§ **Your goal**
What is needed is an exact copy of the entries below, with every picture left out.

START Dataset excerpts

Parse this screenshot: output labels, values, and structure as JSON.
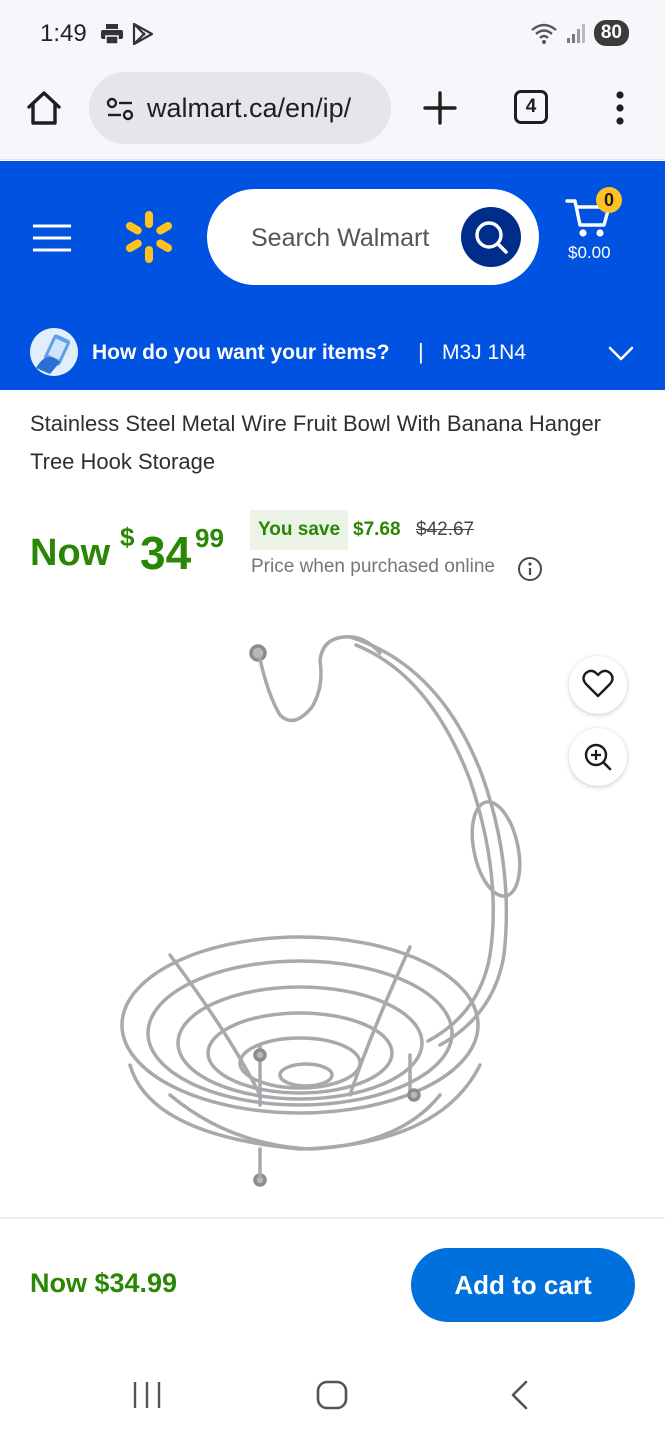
{
  "status_bar": {
    "time": "1:49",
    "battery": "80",
    "icons_left": [
      "print-icon",
      "play-store-icon"
    ],
    "icons_right": [
      "wifi-icon",
      "signal-icon"
    ]
  },
  "browser": {
    "url": "walmart.ca/en/ip/",
    "tab_count": "4"
  },
  "header": {
    "search_placeholder": "Search Walmart",
    "cart_count": "0",
    "cart_total": "$0.00",
    "brand_color": "#0052e0",
    "spark_color": "#ffc220"
  },
  "fulfillment": {
    "question": "How do you want your items?",
    "separator": "|",
    "postal_code": "M3J 1N4"
  },
  "product": {
    "title": "Stainless Steel Metal Wire Fruit Bowl With Banana Hanger Tree Hook Storage",
    "price_label": "Now",
    "price_currency": "$",
    "price_whole": "34",
    "price_cents": "99",
    "you_save_label": "You save",
    "save_amount": "$7.68",
    "was_price": "$42.67",
    "price_note": "Price when purchased online",
    "price_color": "#2a8703"
  },
  "sticky_bar": {
    "price_text": "Now $34.99",
    "add_to_cart_label": "Add to cart",
    "button_color": "#0071dc"
  },
  "android_nav": {
    "buttons": [
      "recents-icon",
      "home-icon",
      "back-icon"
    ]
  }
}
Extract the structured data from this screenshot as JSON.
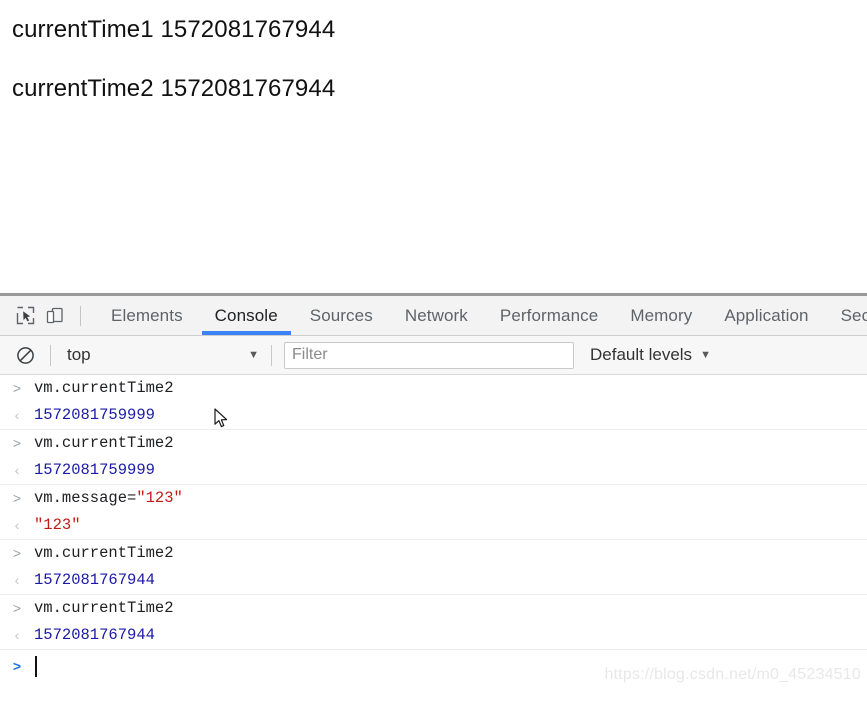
{
  "page": {
    "lines": [
      "currentTime1 1572081767944",
      "currentTime2 1572081767944"
    ]
  },
  "devtools": {
    "icons": {
      "inspect": "inspect-element-icon",
      "device": "device-toolbar-icon"
    },
    "tabs": [
      {
        "label": "Elements",
        "active": false
      },
      {
        "label": "Console",
        "active": true
      },
      {
        "label": "Sources",
        "active": false
      },
      {
        "label": "Network",
        "active": false
      },
      {
        "label": "Performance",
        "active": false
      },
      {
        "label": "Memory",
        "active": false
      },
      {
        "label": "Application",
        "active": false
      },
      {
        "label": "Sec",
        "active": false
      }
    ],
    "toolbar": {
      "clear_icon": "clear-console-icon",
      "context": "top",
      "context_caret": "▼",
      "filter_placeholder": "Filter",
      "filter_value": "",
      "levels": "Default levels",
      "levels_caret": "▼"
    },
    "console": {
      "input_marker": ">",
      "output_marker": "‹",
      "prompt_marker": ">",
      "entries": [
        {
          "input": "vm.currentTime2",
          "output": "1572081759999",
          "output_type": "number"
        },
        {
          "input": "vm.currentTime2",
          "output": "1572081759999",
          "output_type": "number"
        },
        {
          "input": "vm.message=\"123\"",
          "input_prefix": "vm.message=",
          "input_literal": "\"123\"",
          "output": "\"123\"",
          "output_type": "string"
        },
        {
          "input": "vm.currentTime2",
          "output": "1572081767944",
          "output_type": "number"
        },
        {
          "input": "vm.currentTime2",
          "output": "1572081767944",
          "output_type": "number"
        }
      ]
    }
  },
  "watermark": {
    "text": "https://blog.csdn.net/m0_45234510"
  },
  "colors": {
    "accent": "#3b82f6",
    "number": "#1a1aa6",
    "string": "#c41a16",
    "prompt_active": "#1a73e8"
  }
}
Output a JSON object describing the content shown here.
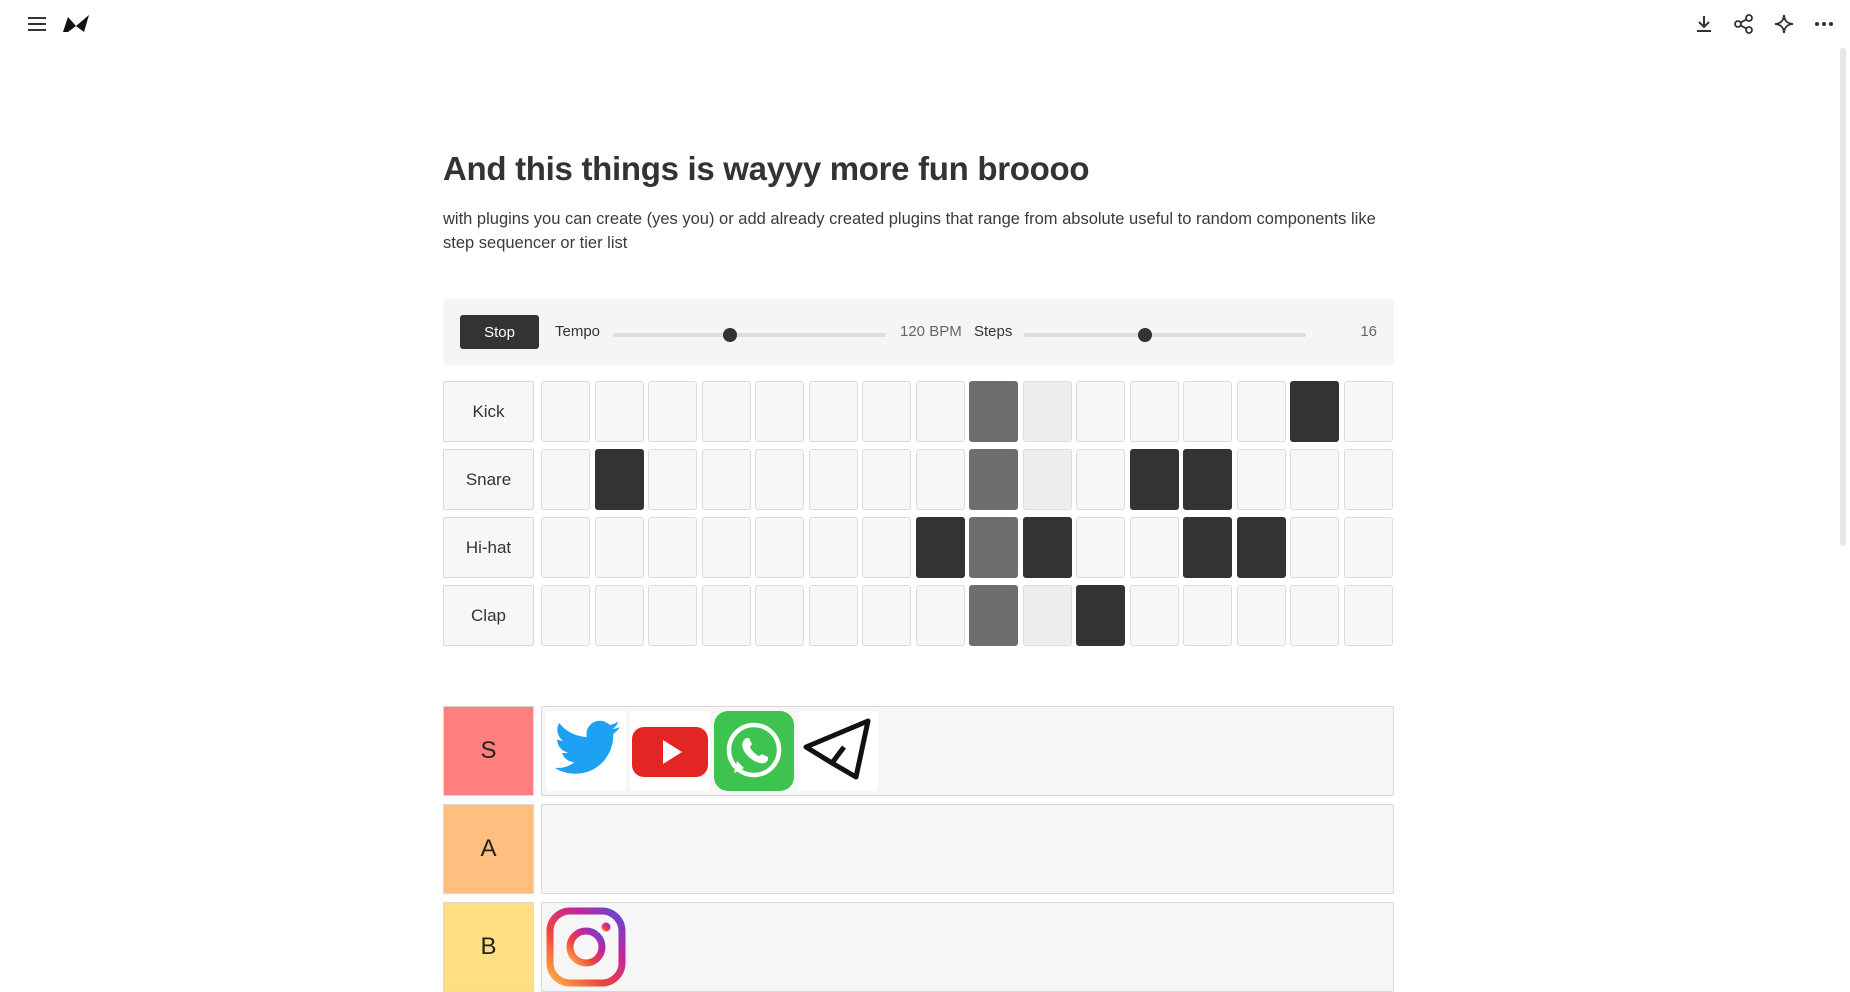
{
  "page": {
    "title": "And this things is wayyy more fun broooo",
    "description": "with plugins you can create (yes you) or add already created plugins that range from absolute useful to random components like step sequencer or tier list"
  },
  "toolbar": {
    "left": [
      "menu-icon",
      "logo-icon"
    ],
    "right": [
      "download-icon",
      "share-icon",
      "sparkle-icon",
      "more-icon"
    ]
  },
  "sequencer": {
    "stop_label": "Stop",
    "tempo_label": "Tempo",
    "tempo_value": "120 BPM",
    "tempo_fraction": 0.43,
    "steps_label": "Steps",
    "steps_value": "16",
    "steps_fraction": 0.43,
    "current_step": 8,
    "tracks": [
      {
        "name": "Kick",
        "steps": [
          0,
          0,
          0,
          0,
          0,
          0,
          0,
          0,
          0,
          0,
          0,
          0,
          0,
          0,
          1,
          0
        ]
      },
      {
        "name": "Snare",
        "steps": [
          0,
          1,
          0,
          0,
          0,
          0,
          0,
          0,
          0,
          0,
          0,
          1,
          1,
          0,
          0,
          0
        ]
      },
      {
        "name": "Hi-hat",
        "steps": [
          0,
          0,
          0,
          0,
          0,
          0,
          0,
          1,
          0,
          1,
          0,
          0,
          1,
          1,
          0,
          0
        ]
      },
      {
        "name": "Clap",
        "steps": [
          0,
          0,
          0,
          0,
          0,
          0,
          0,
          0,
          0,
          0,
          1,
          0,
          0,
          0,
          0,
          0
        ]
      }
    ]
  },
  "tier_list": {
    "tiers": [
      {
        "label": "S",
        "color": "#ff7f7f",
        "items": [
          "twitter-logo",
          "youtube-logo",
          "whatsapp-logo",
          "telegram-logo"
        ]
      },
      {
        "label": "A",
        "color": "#ffbf7f",
        "items": []
      },
      {
        "label": "B",
        "color": "#ffdf80",
        "items": [
          "instagram-logo"
        ]
      }
    ]
  }
}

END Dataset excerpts

§ **Response box**
Parse this screenshot: output labels, values, and structure as JSON.
{
  "status_bar": {
    "time": "1:49",
    "battery": "80",
    "icons_left": [
      "print-icon",
      "play-store-icon"
    ],
    "icons_right": [
      "wifi-icon",
      "signal-icon"
    ]
  },
  "browser": {
    "url": "walmart.ca/en/ip/",
    "tab_count": "4"
  },
  "header": {
    "search_placeholder": "Search Walmart",
    "cart_count": "0",
    "cart_total": "$0.00",
    "brand_color": "#0052e0",
    "spark_color": "#ffc220"
  },
  "fulfillment": {
    "question": "How do you want your items?",
    "separator": "|",
    "postal_code": "M3J 1N4"
  },
  "product": {
    "title": "Stainless Steel Metal Wire Fruit Bowl With Banana Hanger Tree Hook Storage",
    "price_label": "Now",
    "price_currency": "$",
    "price_whole": "34",
    "price_cents": "99",
    "you_save_label": "You save",
    "save_amount": "$7.68",
    "was_price": "$42.67",
    "price_note": "Price when purchased online",
    "price_color": "#2a8703"
  },
  "sticky_bar": {
    "price_text": "Now $34.99",
    "add_to_cart_label": "Add to cart",
    "button_color": "#0071dc"
  },
  "android_nav": {
    "buttons": [
      "recents-icon",
      "home-icon",
      "back-icon"
    ]
  }
}
Extract the structured data from this screenshot as JSON.
{
  "page": {
    "lines": [
      "currentTime1 1572081767944",
      "currentTime2 1572081767944"
    ]
  },
  "devtools": {
    "icons": {
      "inspect": "inspect-element-icon",
      "device": "device-toolbar-icon"
    },
    "tabs": [
      {
        "label": "Elements",
        "active": false
      },
      {
        "label": "Console",
        "active": true
      },
      {
        "label": "Sources",
        "active": false
      },
      {
        "label": "Network",
        "active": false
      },
      {
        "label": "Performance",
        "active": false
      },
      {
        "label": "Memory",
        "active": false
      },
      {
        "label": "Application",
        "active": false
      },
      {
        "label": "Sec",
        "active": false
      }
    ],
    "toolbar": {
      "clear_icon": "clear-console-icon",
      "context": "top",
      "context_caret": "▼",
      "filter_placeholder": "Filter",
      "filter_value": "",
      "levels": "Default levels",
      "levels_caret": "▼"
    },
    "console": {
      "input_marker": ">",
      "output_marker": "‹",
      "prompt_marker": ">",
      "entries": [
        {
          "input": "vm.currentTime2",
          "output": "1572081759999",
          "output_type": "number"
        },
        {
          "input": "vm.currentTime2",
          "output": "1572081759999",
          "output_type": "number"
        },
        {
          "input": "vm.message=\"123\"",
          "input_prefix": "vm.message=",
          "input_literal": "\"123\"",
          "output": "\"123\"",
          "output_type": "string"
        },
        {
          "input": "vm.currentTime2",
          "output": "1572081767944",
          "output_type": "number"
        },
        {
          "input": "vm.currentTime2",
          "output": "1572081767944",
          "output_type": "number"
        }
      ]
    }
  },
  "watermark": {
    "text": "https://blog.csdn.net/m0_45234510"
  },
  "colors": {
    "accent": "#3b82f6",
    "number": "#1a1aa6",
    "string": "#c41a16",
    "prompt_active": "#1a73e8"
  }
}
Output a JSON object describing the content shown here.
{
  "page": {
    "title": "And this things is wayyy more fun broooo",
    "description": "with plugins you can create (yes you) or add already created plugins that range from absolute useful to random components like step sequencer or tier list"
  },
  "toolbar": {
    "left": [
      "menu-icon",
      "logo-icon"
    ],
    "right": [
      "download-icon",
      "share-icon",
      "sparkle-icon",
      "more-icon"
    ]
  },
  "sequencer": {
    "stop_label": "Stop",
    "tempo_label": "Tempo",
    "tempo_value": "120 BPM",
    "tempo_fraction": 0.43,
    "steps_label": "Steps",
    "steps_value": "16",
    "steps_fraction": 0.43,
    "current_step": 8,
    "tracks": [
      {
        "name": "Kick",
        "steps": [
          0,
          0,
          0,
          0,
          0,
          0,
          0,
          0,
          0,
          0,
          0,
          0,
          0,
          0,
          1,
          0
        ]
      },
      {
        "name": "Snare",
        "steps": [
          0,
          1,
          0,
          0,
          0,
          0,
          0,
          0,
          0,
          0,
          0,
          1,
          1,
          0,
          0,
          0
        ]
      },
      {
        "name": "Hi-hat",
        "steps": [
          0,
          0,
          0,
          0,
          0,
          0,
          0,
          1,
          0,
          1,
          0,
          0,
          1,
          1,
          0,
          0
        ]
      },
      {
        "name": "Clap",
        "steps": [
          0,
          0,
          0,
          0,
          0,
          0,
          0,
          0,
          0,
          0,
          1,
          0,
          0,
          0,
          0,
          0
        ]
      }
    ]
  },
  "tier_list": {
    "tiers": [
      {
        "label": "S",
        "color": "#ff7f7f",
        "items": [
          "twitter-logo",
          "youtube-logo",
          "whatsapp-logo",
          "telegram-logo"
        ]
      },
      {
        "label": "A",
        "color": "#ffbf7f",
        "items": []
      },
      {
        "label": "B",
        "color": "#ffdf80",
        "items": [
          "instagram-logo"
        ]
      }
    ]
  }
}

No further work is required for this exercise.